I like #2 a lot. It makes lot of sense. In fact, all employees should do this to gauge their marketability outside the company.
Thanks Jay, I think it’s pretty cool too. Though I’ve been recommending it for over ten years now, and I’m not aware of anyone that’s actually done it. Until then, as you suggest, employees can do it on their own, and probably should.
Great article. I love the “loyalty..last millenium” comment and agree with your view on the trend.
A general comment: In my 20yr career, I’ve noticed a pendulum-like trend from employees to contract/outsourcing and back. Contractors are cheaper, but do more “shallow” work. I think offshoring is a similar trend – saves money but not always healthy for the company long-term.
I have three points about long-term employees I don’t see mentioned (though hinted at in #2 and #3). They are long-term goals, dotted line teams and human nature.
While unfortunately companies are seem to have shifted focus from long to short-term goals, beyond knowing company policies there is often a corporate or (at least department) mentality/culture that has evolved and doesn’t come through on a webpage, but is intuitive to veterans. (“customer service above productivity” or “despite what mgmt says, our dept hates loose ends, make sure the case is properly documented before moving on to the next one” or “though John is a slow worker, we cover for him because we need him – he is the only one who can fix the copier”)
Secondly, talented tenured employees have established relationships with people on teams outside their own with whom they work best with to accomplish certain tasks with dramatic efficiency (“I know someone in IT who can get that done in an hour instead of a week. I sometimes bring him cookies…” “John knows the correct process for properly backing that out of the system. Everyone else in that dept screws it up” ).
Thirdly, your thoughts remind me of the “white-boards everywhere / no cubicle walls” thinking popular in the aughts that I haven’t seen deliver on its promises (except for furniture manufacturers). While some roles in a company do fine as loosely-coupled positions and see a quick rotation, this isn’t a natural human condition. Most people want to belong to a group. And while there are positions (especially low skill positions) that can survive relatively rapid turnover, I cannot think of any(?) that overall benefit from it – anymore than an individual benefits from multi-tasking – constantly shifting gears is stressful for a person, a department, a company and its suppliers/customers.
Great comments, thanks so much.
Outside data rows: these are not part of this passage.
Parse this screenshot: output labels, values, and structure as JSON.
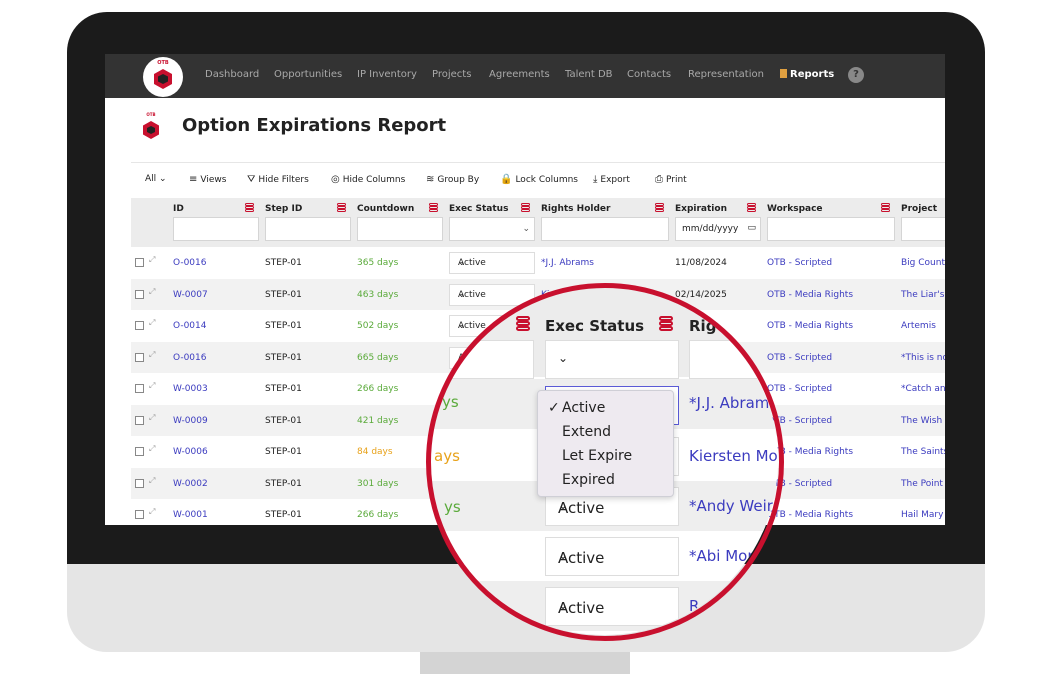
{
  "nav": {
    "logo_text": "OTB",
    "items": [
      "Dashboard",
      "Opportunities",
      "IP Inventory",
      "Projects",
      "Agreements",
      "Talent DB",
      "Contacts",
      "Representation"
    ],
    "reports": "Reports",
    "help": "?"
  },
  "page": {
    "logo_text": "OTB",
    "title": "Option Expirations Report"
  },
  "toolbar": {
    "all": "All",
    "views": "Views",
    "hide_filters": "Hide Filters",
    "hide_columns": "Hide Columns",
    "group_by": "Group By",
    "lock_columns": "Lock Columns",
    "export": "Export",
    "print": "Print"
  },
  "columns": {
    "id": "ID",
    "step_id": "Step ID",
    "countdown": "Countdown",
    "exec_status": "Exec Status",
    "rights_holder": "Rights Holder",
    "expiration": "Expiration",
    "workspace": "Workspace",
    "project": "Project"
  },
  "filters": {
    "expiration_placeholder": "mm/dd/yyyy"
  },
  "rows": [
    {
      "id": "O-0016",
      "step": "STEP-01",
      "countdown": "365 days",
      "status": "Active",
      "holder": "*J.J. Abrams",
      "expiration": "11/08/2024",
      "workspace": "OTB - Scripted",
      "project": "Big Count"
    },
    {
      "id": "W-0007",
      "step": "STEP-01",
      "countdown": "463 days",
      "status": "Active",
      "holder": "Kiersten",
      "expiration": "02/14/2025",
      "workspace": "OTB - Media Rights",
      "project": "The Liar's"
    },
    {
      "id": "O-0014",
      "step": "STEP-01",
      "countdown": "502 days",
      "status": "Active",
      "holder": "",
      "expiration": "025",
      "workspace": "OTB - Media Rights",
      "project": "Artemis"
    },
    {
      "id": "O-0016",
      "step": "STEP-01",
      "countdown": "665 days",
      "status": "Ac",
      "holder": "",
      "expiration": "",
      "workspace": "OTB - Scripted",
      "project": "*This is no"
    },
    {
      "id": "W-0003",
      "step": "STEP-01",
      "countdown": "266 days",
      "status": "",
      "holder": "",
      "expiration": "",
      "workspace": "OTB - Scripted",
      "project": "*Catch an"
    },
    {
      "id": "W-0009",
      "step": "STEP-01",
      "countdown": "421 days",
      "status": "",
      "holder": "",
      "expiration": "",
      "workspace": "OTB - Scripted",
      "project": "The Wish"
    },
    {
      "id": "W-0006",
      "step": "STEP-01",
      "countdown": "84 days",
      "status": "",
      "holder": "",
      "expiration": "",
      "workspace": "OTB - Media Rights",
      "project": "The Saints"
    },
    {
      "id": "W-0002",
      "step": "STEP-01",
      "countdown": "301 days",
      "status": "",
      "holder": "",
      "expiration": "",
      "workspace": "OTB - Scripted",
      "project": "The Point"
    },
    {
      "id": "W-0001",
      "step": "STEP-01",
      "countdown": "266 days",
      "status": "",
      "holder": "",
      "expiration": "",
      "workspace": "OTB - Media Rights",
      "project": "Hail Mary"
    }
  ],
  "magnifier": {
    "header_status": "Exec Status",
    "header_holder": "Rig",
    "header_date": "25",
    "days_fragment": "ys",
    "days_fragment2": "ays",
    "rows": [
      {
        "status": "",
        "holder": "*J.J. Abram"
      },
      {
        "status": "",
        "holder": "Kiersten Mod"
      },
      {
        "status": "Active",
        "holder": "*Andy Weir"
      },
      {
        "status": "Active",
        "holder": "*Abi Mor"
      },
      {
        "status": "Active",
        "holder": "R"
      }
    ],
    "dropdown_options": [
      "Active",
      "Extend",
      "Let Expire",
      "Expired"
    ],
    "dropdown_selected": "Active"
  }
}
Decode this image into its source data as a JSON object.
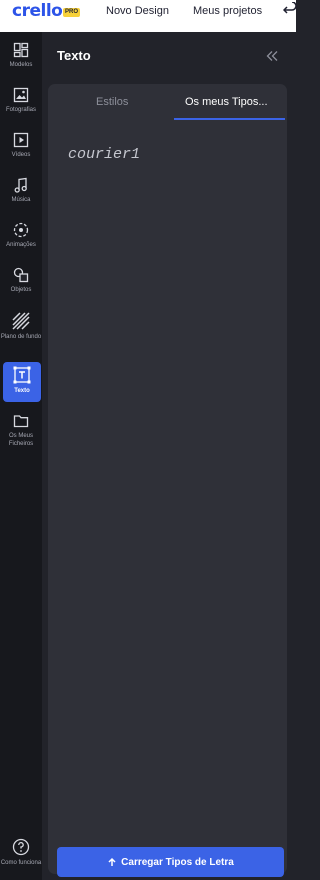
{
  "topbar": {
    "logo": "crello",
    "badge": "PRO",
    "nav": [
      "Novo Design",
      "Meus projetos"
    ]
  },
  "rail": {
    "items": [
      {
        "label": "Modelos",
        "icon": "templates-icon"
      },
      {
        "label": "Fotografias",
        "icon": "photos-icon"
      },
      {
        "label": "Vídeos",
        "icon": "video-icon"
      },
      {
        "label": "Música",
        "icon": "music-icon"
      },
      {
        "label": "Animações",
        "icon": "animations-icon"
      },
      {
        "label": "Objetos",
        "icon": "objects-icon"
      },
      {
        "label": "Plano de fundo",
        "icon": "background-icon"
      },
      {
        "label": "Texto",
        "icon": "text-icon"
      },
      {
        "label": "Os Meus Ficheiros",
        "icon": "folder-icon"
      }
    ],
    "active": "Texto",
    "help_label": "Como funciona"
  },
  "panel": {
    "title": "Texto",
    "tabs": [
      "Estilos",
      "Os meus Tipos..."
    ],
    "active_tab": "Os meus Tipos...",
    "fonts": [
      "courier1"
    ],
    "upload_label": "Carregar Tipos de Letra"
  },
  "colors": {
    "accent": "#3b63e6",
    "rail_bg": "#17181d",
    "panel_bg": "#22232a",
    "card_bg": "#2f3038",
    "pro_badge": "#f7d13a"
  }
}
Your points are rich and based in humanity, which makes them very close to my way of thinking too.
You’re right to counter-propose those points against the trends I drew, and I’d agree that I’ve probably overstated the case to make the point.
Maybe one point where our generalizations both apply would be in the diminishing relevance of the corporate entity, and the continued relevance of personal relationships.
Thanks for the thoughtful commentary, please send more.